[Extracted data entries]
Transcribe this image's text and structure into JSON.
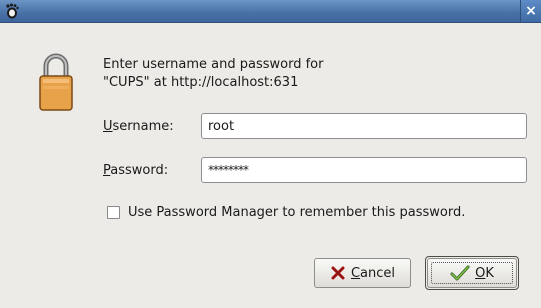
{
  "window": {
    "app_icon": "gnome-foot-icon",
    "close_icon": "close-icon",
    "close_glyph": "×"
  },
  "dialog": {
    "icon": "padlock-icon",
    "message": "Enter username and password for\n\"CUPS\" at http://localhost:631",
    "username": {
      "label_mnemonic": "U",
      "label_rest": "sername:",
      "value": "root"
    },
    "password": {
      "label_mnemonic": "P",
      "label_rest": "assword:",
      "value": "********"
    },
    "remember": {
      "label": "Use Password Manager to remember this password.",
      "checked": false
    }
  },
  "buttons": {
    "cancel": {
      "mnemonic": "C",
      "rest": "ancel",
      "icon": "cancel-x-icon"
    },
    "ok": {
      "mnemonic": "O",
      "rest": "K",
      "icon": "ok-check-icon"
    }
  }
}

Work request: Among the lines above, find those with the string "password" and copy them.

Task output:
    "message": "Enter username and password for\n\"CUPS\" at http://localhost:631",
    "password": {
      "label": "Use Password Manager to remember this password.",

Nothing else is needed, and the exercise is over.